|Desert grassland with mainly tobosa grass located at the top of the White Tank Mountains west of Phoenix, Arizona.|
After a mile and a half or so, the trail begins to head up the mountain. This trail has an elevation gain of about 1700 feet, topping out around 3300 feet. With the elevational gain, average annual temperature decreases several degrees and rainfall increases several inches. At the mountain base, rainfall averages about 8 inches annually. At the higher elevations rainfall probably averages around 14 inches annually. There is a rain gage at the top of the White Tanks but apparently gusty winds around the peak prevent it from collecting rain properly, so it is difficult to get an exact measurement of rainfall at the peak. Regardless, the vegetation tells us that rainfall is significantly higher and temperatures slightly lower. In the past decade or so I have seen snowfall above 3000 feet in the White Tanks only one time and never below that level. The lower temperatures, specifically lower freezing temperatures in winter, make conditions less ideal for cacti such as the saguaro. Saguaros are not able to survive freezing tempertures for longer than 24 hours. While the saguaro does grow near the peak it is quite rare in comparison to lower elevations. This is at least partially due to the increase in the amount of time freezing temperatures occur at the higher elevations.
I think there may be another, possibly better, explanation for the decrease in cacti towards the top of the White Tanks though. Around 3000 feet the vegetation strongly shifts towards a desert grassland dense with tobosa grass. Tobosa increases because of the increased rainfall and because it can survive the freezing temperatures quite easily. Dense tobosa grass is possible out competing the cacti at these higher elevations. Another indicator of a problem for cacti at these higher elevations is the presence of charcoal. Obviously charcoal indicates fire has been present in the area at sometime in the past and cacti in general do not survive fire very well. Grass, such as tobosa, however, are very flammable and actually encourage fire to some extent. Grass, unlike cacti, are very adapted to fire through. While I have never seen or heard of a grass fire at the top of the White Tanks, the charcoal is evidence that it has happened at some time in the past. Even if fire happens only once every few decades, that is enough to severely limit the population of cacti in the area.

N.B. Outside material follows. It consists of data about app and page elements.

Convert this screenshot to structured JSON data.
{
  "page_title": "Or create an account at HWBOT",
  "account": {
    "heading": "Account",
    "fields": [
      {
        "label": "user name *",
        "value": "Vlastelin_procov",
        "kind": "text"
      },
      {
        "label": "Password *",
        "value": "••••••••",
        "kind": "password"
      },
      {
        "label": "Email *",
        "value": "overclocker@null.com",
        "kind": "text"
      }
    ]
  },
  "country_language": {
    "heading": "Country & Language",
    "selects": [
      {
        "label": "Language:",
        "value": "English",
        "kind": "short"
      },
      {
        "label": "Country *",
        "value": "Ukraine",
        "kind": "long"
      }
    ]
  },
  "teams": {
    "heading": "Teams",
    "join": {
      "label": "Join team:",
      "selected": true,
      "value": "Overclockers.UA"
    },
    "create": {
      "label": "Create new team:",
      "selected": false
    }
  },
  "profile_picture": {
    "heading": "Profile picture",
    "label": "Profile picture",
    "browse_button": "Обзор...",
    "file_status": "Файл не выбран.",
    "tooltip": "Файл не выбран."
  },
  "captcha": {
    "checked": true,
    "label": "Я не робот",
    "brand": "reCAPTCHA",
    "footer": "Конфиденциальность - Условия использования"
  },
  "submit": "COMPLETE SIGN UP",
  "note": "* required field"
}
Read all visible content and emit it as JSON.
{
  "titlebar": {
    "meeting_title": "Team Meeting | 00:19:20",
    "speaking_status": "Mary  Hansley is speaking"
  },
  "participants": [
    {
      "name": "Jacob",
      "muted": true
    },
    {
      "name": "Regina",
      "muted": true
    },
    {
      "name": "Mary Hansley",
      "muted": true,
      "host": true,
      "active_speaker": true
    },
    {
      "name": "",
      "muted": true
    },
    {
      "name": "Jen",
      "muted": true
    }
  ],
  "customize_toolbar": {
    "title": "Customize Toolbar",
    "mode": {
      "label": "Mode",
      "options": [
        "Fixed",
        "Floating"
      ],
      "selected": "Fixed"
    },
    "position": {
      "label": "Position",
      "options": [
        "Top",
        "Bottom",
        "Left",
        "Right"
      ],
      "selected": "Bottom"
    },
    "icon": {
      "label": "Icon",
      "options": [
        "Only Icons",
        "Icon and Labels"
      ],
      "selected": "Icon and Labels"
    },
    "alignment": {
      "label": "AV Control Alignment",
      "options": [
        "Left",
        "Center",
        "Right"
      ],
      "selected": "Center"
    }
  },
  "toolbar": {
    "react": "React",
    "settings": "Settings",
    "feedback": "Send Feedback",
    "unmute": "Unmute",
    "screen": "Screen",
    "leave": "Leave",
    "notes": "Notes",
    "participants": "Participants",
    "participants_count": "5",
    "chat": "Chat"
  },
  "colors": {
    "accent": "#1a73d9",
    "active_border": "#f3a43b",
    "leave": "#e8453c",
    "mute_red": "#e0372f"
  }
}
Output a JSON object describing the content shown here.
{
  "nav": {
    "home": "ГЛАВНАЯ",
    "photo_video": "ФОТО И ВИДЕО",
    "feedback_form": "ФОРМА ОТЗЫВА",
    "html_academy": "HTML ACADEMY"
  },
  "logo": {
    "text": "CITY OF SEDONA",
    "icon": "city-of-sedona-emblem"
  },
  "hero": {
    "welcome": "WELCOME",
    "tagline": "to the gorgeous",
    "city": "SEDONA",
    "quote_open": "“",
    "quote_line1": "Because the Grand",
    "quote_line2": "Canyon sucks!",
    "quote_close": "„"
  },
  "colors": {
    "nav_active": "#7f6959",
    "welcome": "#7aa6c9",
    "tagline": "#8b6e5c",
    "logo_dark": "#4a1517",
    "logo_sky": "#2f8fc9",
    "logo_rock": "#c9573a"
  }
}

A few other plants that are relatively common at the higher elevations include desert agave and crucifixion thorn. Most of the desert agaves are pretty small and almost all appear to be clones that have grown from root sprouts of older plants.